During the last months, this has become one of the most discussed issues both in Armenia and foreign think tanks and political circles dealing with the region. In this article, I am not going to discuss whether Armenia should change its foreign policy vector, but to try to raise some questions, to understand the possibilities, problems and perspectives of such a shift.
In general, changing the foreign policy vector is an extremely complex process that has dozens of internal and external components. On the ground, it means changing the established balance of power, which implies a significant change in the rules of conduct of both regional and global players.
One of the most important prerequisites for changing the foreign political vector is the internal political processes of the state, public sentiments and political demands of the opposition. It is also important to know how much the elite of the state is afraid of the loss of power, how many red lines have been crossed in internal political processes and how much influence the geopolitical centers can have on the internal political affairs.
What is different that has led to a change in vectors? Just a decade ago there were two geopolitical centers in the world, Russia and the US. Today we have to deal with a new pole, which is definitely China. It is no coincidence that during the meeting between the presidents of China and the US, Xi Jinping directly stated that the world is big enough and the two can compete in that world. This was a record of two extremely important realities.
First, China offers to share the world with the US, given the new realities, and second, China and the US seem to accept that Russia no longer has the capabilities it once had and is no longer a global player to be reckoned with. However, it is obvious that today Armenia does not want to turn its foreign political vector towards China, but looks cautiously towards the collective West.
There are some internal and external factors that should be taken into account when preparing for a change in the vector of foreign policy by any state. First, in the case of Armenia, the government should have a real desire to change the vector, and not inject a fake agenda before the public. Second, the West should be willing to accept Armenia into its family, including NATO or the EU and be ready to provide Armenia with a security umbrella. How long is the waiting line? Third, Russia should allow Armenia to change vectors (or not be able to prevent it by any available instrument). Fourth, it should be understood that in the case of a change of vector, Armenia will become an ally of the US, which will lead to serious contradictions not only with Russia but also with Iran.

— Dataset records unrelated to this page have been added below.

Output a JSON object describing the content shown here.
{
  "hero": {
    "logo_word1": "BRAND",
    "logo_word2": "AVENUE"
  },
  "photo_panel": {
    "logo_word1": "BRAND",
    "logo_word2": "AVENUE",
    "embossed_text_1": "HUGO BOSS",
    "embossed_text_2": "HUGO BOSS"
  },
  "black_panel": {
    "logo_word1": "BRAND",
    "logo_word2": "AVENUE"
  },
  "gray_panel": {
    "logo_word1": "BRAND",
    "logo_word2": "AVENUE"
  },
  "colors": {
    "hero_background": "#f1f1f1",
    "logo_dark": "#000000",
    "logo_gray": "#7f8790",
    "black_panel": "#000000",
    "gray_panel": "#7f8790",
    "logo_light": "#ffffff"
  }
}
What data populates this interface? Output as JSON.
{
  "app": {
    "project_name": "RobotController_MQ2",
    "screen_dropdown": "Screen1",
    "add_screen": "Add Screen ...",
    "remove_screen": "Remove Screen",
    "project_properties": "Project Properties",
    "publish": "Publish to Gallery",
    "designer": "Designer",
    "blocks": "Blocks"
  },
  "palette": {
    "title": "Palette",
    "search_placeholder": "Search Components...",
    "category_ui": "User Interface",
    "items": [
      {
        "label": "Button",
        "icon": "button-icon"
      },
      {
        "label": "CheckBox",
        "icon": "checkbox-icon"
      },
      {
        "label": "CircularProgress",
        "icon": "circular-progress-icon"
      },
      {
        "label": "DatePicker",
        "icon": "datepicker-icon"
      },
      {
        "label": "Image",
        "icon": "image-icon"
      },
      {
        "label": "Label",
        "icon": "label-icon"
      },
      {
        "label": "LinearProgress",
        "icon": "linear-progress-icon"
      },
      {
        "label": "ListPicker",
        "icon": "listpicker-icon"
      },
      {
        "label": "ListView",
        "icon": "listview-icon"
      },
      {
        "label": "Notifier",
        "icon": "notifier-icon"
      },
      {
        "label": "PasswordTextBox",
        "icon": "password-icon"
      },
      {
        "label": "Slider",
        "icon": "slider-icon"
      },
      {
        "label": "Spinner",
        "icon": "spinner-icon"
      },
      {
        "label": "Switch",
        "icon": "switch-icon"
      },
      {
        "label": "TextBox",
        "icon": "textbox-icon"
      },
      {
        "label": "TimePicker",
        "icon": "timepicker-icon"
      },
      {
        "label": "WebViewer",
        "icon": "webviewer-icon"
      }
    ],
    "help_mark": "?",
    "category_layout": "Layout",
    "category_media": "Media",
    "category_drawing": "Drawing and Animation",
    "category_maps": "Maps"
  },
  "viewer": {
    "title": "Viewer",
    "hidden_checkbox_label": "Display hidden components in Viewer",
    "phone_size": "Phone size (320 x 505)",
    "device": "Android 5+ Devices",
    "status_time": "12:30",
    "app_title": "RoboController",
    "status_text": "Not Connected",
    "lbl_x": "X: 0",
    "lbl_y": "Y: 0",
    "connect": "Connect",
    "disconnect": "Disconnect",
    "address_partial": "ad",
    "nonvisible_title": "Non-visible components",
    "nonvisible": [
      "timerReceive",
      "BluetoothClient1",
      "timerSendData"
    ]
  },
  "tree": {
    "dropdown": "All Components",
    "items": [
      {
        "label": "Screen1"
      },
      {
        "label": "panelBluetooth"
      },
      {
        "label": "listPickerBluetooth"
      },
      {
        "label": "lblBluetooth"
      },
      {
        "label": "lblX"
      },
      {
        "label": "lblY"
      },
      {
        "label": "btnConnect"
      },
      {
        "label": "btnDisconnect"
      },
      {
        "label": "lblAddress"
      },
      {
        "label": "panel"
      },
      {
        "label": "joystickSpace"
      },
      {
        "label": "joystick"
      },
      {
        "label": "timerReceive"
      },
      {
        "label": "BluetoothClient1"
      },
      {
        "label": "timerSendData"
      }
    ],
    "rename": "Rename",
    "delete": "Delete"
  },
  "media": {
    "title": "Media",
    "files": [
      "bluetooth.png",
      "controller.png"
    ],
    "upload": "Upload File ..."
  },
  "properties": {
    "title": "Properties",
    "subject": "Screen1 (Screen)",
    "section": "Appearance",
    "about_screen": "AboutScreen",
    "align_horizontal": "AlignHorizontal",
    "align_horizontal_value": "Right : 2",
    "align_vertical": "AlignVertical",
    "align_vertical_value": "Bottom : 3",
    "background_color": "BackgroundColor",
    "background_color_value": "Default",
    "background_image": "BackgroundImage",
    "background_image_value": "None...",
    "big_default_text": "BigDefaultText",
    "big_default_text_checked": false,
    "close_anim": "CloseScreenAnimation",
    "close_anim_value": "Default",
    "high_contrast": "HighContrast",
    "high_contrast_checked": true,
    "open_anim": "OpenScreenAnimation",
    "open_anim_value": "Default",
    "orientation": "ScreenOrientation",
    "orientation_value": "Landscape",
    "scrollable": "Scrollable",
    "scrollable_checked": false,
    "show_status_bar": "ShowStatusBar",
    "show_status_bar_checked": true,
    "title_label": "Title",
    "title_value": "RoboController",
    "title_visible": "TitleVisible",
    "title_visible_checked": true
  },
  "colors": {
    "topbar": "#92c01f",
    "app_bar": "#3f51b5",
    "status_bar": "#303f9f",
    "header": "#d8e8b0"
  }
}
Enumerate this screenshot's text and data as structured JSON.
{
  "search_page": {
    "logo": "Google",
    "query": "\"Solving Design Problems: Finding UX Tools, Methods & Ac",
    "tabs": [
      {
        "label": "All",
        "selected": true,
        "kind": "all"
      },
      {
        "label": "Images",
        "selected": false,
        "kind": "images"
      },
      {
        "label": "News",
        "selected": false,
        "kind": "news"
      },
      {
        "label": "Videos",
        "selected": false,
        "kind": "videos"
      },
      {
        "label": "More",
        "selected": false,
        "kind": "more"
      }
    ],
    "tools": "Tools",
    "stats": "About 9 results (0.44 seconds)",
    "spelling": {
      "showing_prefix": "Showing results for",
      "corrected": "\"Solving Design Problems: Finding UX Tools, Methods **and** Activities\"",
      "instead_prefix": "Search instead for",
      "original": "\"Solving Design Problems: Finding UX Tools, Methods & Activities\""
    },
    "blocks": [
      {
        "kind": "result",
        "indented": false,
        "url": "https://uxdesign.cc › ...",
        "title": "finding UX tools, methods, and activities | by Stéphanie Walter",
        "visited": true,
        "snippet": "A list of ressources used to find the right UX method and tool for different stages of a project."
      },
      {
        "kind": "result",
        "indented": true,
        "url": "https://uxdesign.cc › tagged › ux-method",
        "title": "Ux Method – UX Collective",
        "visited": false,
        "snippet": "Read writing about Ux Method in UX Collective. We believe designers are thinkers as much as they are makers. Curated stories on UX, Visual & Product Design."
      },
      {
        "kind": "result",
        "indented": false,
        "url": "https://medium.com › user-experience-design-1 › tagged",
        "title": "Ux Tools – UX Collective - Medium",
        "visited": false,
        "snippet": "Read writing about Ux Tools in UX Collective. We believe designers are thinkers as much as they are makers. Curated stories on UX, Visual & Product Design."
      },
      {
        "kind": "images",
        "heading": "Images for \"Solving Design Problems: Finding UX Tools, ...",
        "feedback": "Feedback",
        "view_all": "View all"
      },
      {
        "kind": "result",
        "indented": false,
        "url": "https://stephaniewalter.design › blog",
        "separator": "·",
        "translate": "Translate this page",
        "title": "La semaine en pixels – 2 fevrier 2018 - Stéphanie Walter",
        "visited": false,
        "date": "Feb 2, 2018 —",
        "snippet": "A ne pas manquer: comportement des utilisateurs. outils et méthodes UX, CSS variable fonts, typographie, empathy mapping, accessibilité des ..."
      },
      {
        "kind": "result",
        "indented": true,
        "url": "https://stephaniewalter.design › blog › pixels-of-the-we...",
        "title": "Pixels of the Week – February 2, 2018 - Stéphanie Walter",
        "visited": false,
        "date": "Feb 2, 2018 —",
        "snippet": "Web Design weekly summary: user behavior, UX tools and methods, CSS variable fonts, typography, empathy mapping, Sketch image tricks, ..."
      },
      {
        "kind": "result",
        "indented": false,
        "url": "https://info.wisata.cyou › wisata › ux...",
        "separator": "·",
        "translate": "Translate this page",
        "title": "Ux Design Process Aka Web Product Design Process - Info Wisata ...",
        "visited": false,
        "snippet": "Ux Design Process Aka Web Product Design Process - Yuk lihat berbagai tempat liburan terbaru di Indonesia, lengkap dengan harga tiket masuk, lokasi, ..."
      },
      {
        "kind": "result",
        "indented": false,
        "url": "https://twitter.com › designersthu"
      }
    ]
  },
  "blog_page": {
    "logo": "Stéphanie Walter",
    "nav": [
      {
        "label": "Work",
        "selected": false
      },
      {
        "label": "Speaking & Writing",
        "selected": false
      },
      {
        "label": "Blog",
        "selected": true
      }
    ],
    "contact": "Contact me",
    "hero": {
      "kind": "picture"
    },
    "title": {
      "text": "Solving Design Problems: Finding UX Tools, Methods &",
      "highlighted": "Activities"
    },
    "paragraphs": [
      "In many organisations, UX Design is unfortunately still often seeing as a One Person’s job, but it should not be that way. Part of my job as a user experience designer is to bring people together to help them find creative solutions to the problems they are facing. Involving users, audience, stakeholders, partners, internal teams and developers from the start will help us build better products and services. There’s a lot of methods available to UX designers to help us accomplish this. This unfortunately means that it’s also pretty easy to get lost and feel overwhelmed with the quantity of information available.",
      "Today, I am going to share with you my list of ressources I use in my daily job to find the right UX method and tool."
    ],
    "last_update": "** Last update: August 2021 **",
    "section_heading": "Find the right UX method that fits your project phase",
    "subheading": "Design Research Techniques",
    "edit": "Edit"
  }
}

The next factor is a clear assessment of the momentum and geopolitical realities. It is obvious that Armenia is seeking a new guarantor of its security as Armenia cannot survive without support of a global or regional player.
Another important thing to think about is the price that states typically pay for vector change or vector selection. For example, Georgia and Ukraine have been waiting for decades to join NATO and the EU. Both states have paid a certain price to achieve this goal. In Armenia’s case, the question is whether the loss of Artsakh was the price we paid or there is still a price to pay because Nagorno Karabakh was not recognized by the international community. These are just some of the questions we need to find answers to properly assess the opportunities and challenges to protect the country from other types of disasters.